_Work instructions_:
Output the records precisely as they stand. Pictures are to be skipped.

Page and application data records
* * *

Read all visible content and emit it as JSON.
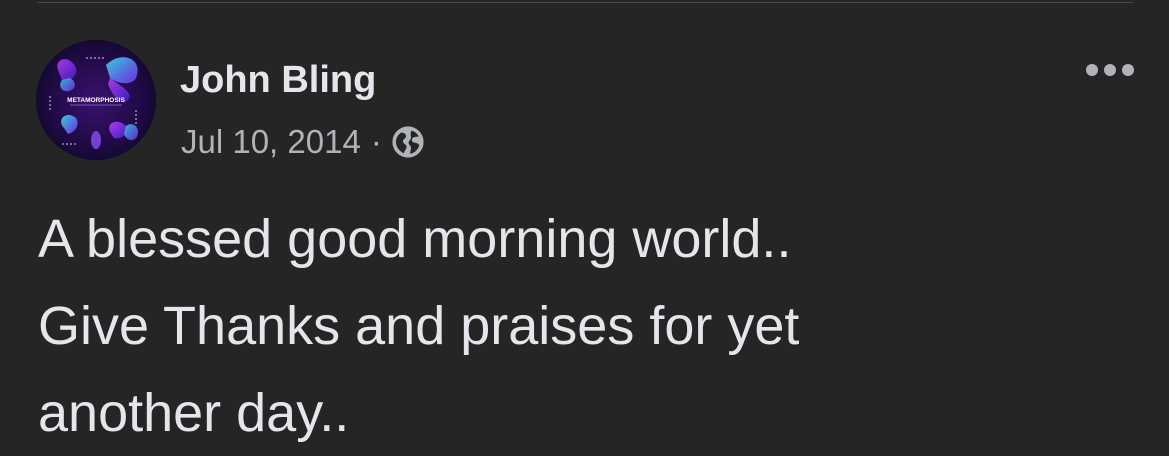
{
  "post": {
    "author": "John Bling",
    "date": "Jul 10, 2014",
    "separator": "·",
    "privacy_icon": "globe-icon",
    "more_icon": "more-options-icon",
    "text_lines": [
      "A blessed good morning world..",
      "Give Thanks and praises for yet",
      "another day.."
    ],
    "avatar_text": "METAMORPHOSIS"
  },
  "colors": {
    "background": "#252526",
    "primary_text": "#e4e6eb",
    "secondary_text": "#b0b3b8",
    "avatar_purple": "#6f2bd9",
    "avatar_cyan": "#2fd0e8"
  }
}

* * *

_Answer section_:
Read all visible content and emit it as JSON.
{
  "post": {
    "author": "John Bling",
    "date": "Jul 10, 2014",
    "separator": "·",
    "privacy_icon": "globe-icon",
    "more_icon": "more-options-icon",
    "text_lines": [
      "A blessed good morning world..",
      "Give Thanks and praises for yet",
      "another day.."
    ],
    "avatar_text": "METAMORPHOSIS"
  },
  "colors": {
    "background": "#252526",
    "primary_text": "#e4e6eb",
    "secondary_text": "#b0b3b8",
    "avatar_purple": "#6f2bd9",
    "avatar_cyan": "#2fd0e8"
  }
}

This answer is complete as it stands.